“The Return of Wally West, Part 5: Run for Their Lives”
Writer: Dan Abnett
Artists: Brett Booth and Norm Rapmund
Some minor spoilers ahead!
Writer Dan Abnett and artist Brett Booth created an entire issue revolving around Wally West and his dilemma of saving the Titans from Kadabra’s machinations without going to fast, lest he be lost into the speed force.
Abnett allows readers proper time to fully grasp the seriousness of Wally’s predicament. He has the power to save his friends, but he also runs the risk of losing his physical coherence and disappearing again. The biggest strength of this issue is that it does not follow the usual structure that Abnett used in the previous issues of Titans, where they have a battle, then go eat pizza and talk about their friendship. I have previously complained that it was repetitive and a little cheesy how often Abnett kept on reinforcing how the Titans are best of friends and that friendship is thicker than blood, and blah, blah, blah.

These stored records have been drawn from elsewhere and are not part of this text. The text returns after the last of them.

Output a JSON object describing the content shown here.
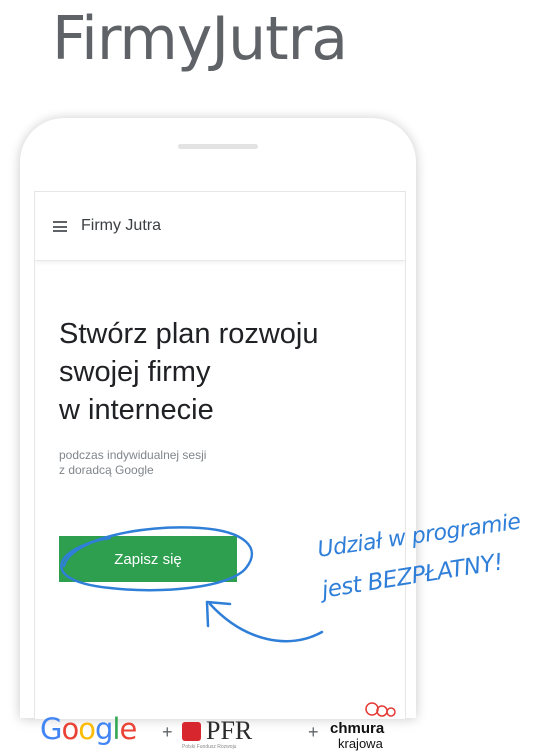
{
  "brand": {
    "title": "FirmyJutra"
  },
  "app_bar": {
    "menu_icon": "hamburger-menu-icon",
    "title": "Firmy Jutra"
  },
  "hero": {
    "headline_lines": [
      "Stwórz plan rozwoju",
      "swojej firmy",
      "w internecie"
    ],
    "subtext_lines": [
      "podczas indywidualnej sesji",
      "z doradcą Google"
    ],
    "cta_label": "Zapisz się"
  },
  "annotation": {
    "line1": "Udział w programie",
    "line2": "jest BEZPŁATNY!",
    "color": "#2f7fd9"
  },
  "partners": {
    "google": "Google",
    "plus_1": "+",
    "pfr": "PFR",
    "pfr_subtitle": "Polski Fundusz Rozwoju",
    "plus_2": "+",
    "chmura": "chmura",
    "krajowa": "krajowa"
  },
  "colors": {
    "cta_green": "#2e9e4f",
    "google_blue": "#4285f4",
    "google_red": "#ea4335",
    "google_yellow": "#fbbc05",
    "google_green": "#34a853",
    "pfr_red": "#d7262e",
    "chmura_red": "#e53935"
  }
}
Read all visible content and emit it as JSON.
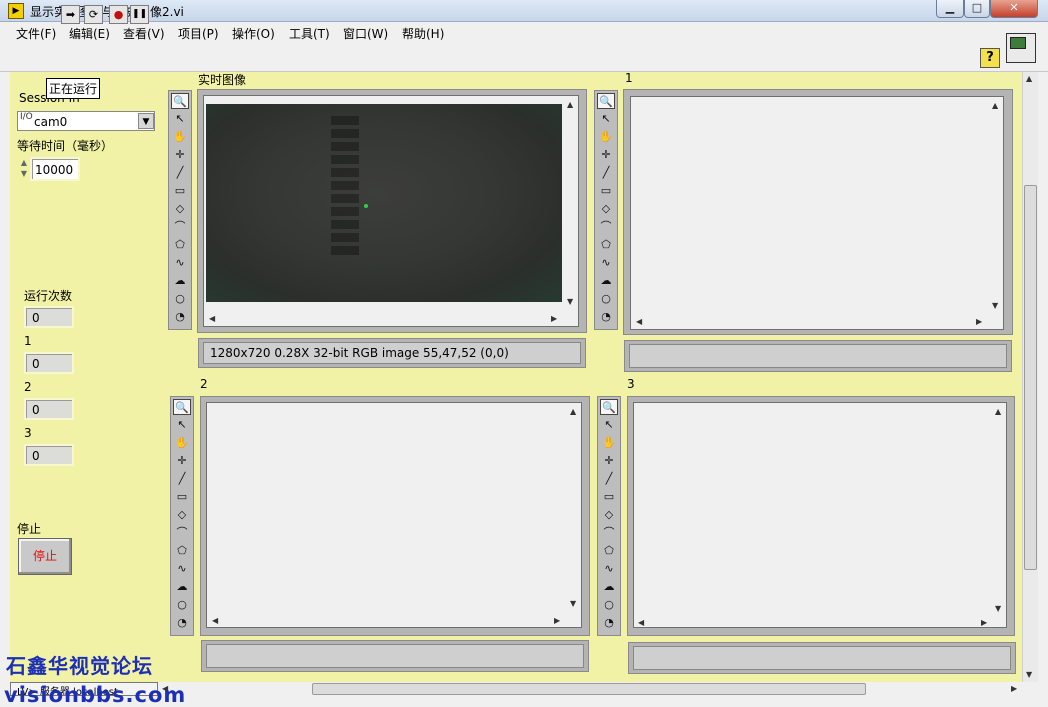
{
  "window": {
    "app_icon": "labview-vi-icon",
    "title": "显示实时图像与历史图像2.vi",
    "controls": {
      "minimize": "▁",
      "maximize": "□",
      "close": "✕"
    }
  },
  "menu": [
    "文件(F)",
    "编辑(E)",
    "查看(V)",
    "项目(P)",
    "操作(O)",
    "工具(T)",
    "窗口(W)",
    "帮助(H)"
  ],
  "toolbar": {
    "run_icon": "➡",
    "run_continuous_icon": "⟳",
    "abort_icon": "●",
    "pause_icon": "❚❚",
    "help_icon": "?",
    "tooltip": "正在运行"
  },
  "left_panel": {
    "session_label": "Session In",
    "session_prefix": "I/O",
    "session_value": "cam0",
    "wait_label": "等待时间（毫秒）",
    "wait_value": "10000",
    "counters": [
      {
        "label": "运行次数",
        "value": "0"
      },
      {
        "label": "1",
        "value": "0"
      },
      {
        "label": "2",
        "value": "0"
      },
      {
        "label": "3",
        "value": "0"
      }
    ],
    "stop_label": "停止",
    "stop_button": "停止"
  },
  "displays": [
    {
      "label": "实时图像",
      "status": "1280x720 0.28X 32-bit RGB image 55,47,52     (0,0)"
    },
    {
      "label": "1",
      "status": ""
    },
    {
      "label": "2",
      "status": ""
    },
    {
      "label": "3",
      "status": ""
    }
  ],
  "palette_icons": [
    "zoom-icon",
    "pointer-icon",
    "pan-hand-icon",
    "crosshair-icon",
    "line-tool-icon",
    "rectangle-tool-icon",
    "rotated-rect-icon",
    "polyline-icon",
    "polygon-icon",
    "freehand-line-icon",
    "freehand-region-icon",
    "oval-tool-icon",
    "annulus-tool-icon"
  ],
  "palette_glyphs": [
    "🔍",
    "↖",
    "✋",
    "✛",
    "╱",
    "▭",
    "◇",
    "⌒",
    "⬠",
    "∿",
    "☁",
    "○",
    "◔"
  ],
  "bottom": {
    "context": "LV> 服务器 localhost",
    "watermark_line1": "石鑫华视觉论坛",
    "watermark_line2": "visionbbs.com"
  }
}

This issue throws that stuff out the window. It takes place in the span of six seconds and those six seconds are packed with more drama and pathos than all of the previous four issues. The reader is constantly torn between Wally to saving everybody and being scared for him. Kadabra also gets more character development that makes him much more interesting than I previously gave him credit for.
Even the Booth’s art did not bother me as much this issue. Booth continues to drawing those slanted panels, but this time it is appropriate for the story. His panels implies the level of speed that Wally is running at, making the story more exciting and fast-paced. Some of Booth’s figure posing are awkward and Kadabra still looks absolutely ridiculous, but his flashy, energy-filled art is an asset that serves the story and not a deterrent.
A minor complaint about the issue is that the story arc pacing is ironically slowed down in this issue. There were subplots that Abnett put on the back burner in favor of focusing on Wally. And as much as I love Wally, the Titans were barely a presence in their own books. I don’t think any one of them got more than two lines of dialogue beyond “Please don’t…” or “Aggh!” It could have benefited from more action from the other Titans or a scene to advance one of the book’s subplots.
The current issue of Titans was fast-paced, character-driven, and appropriately emotional. The lack of action from the other Titans and the still-shaky art brought the score down a little, but this issue may be its strongest one yet.
Images courtesy of DC Entertainment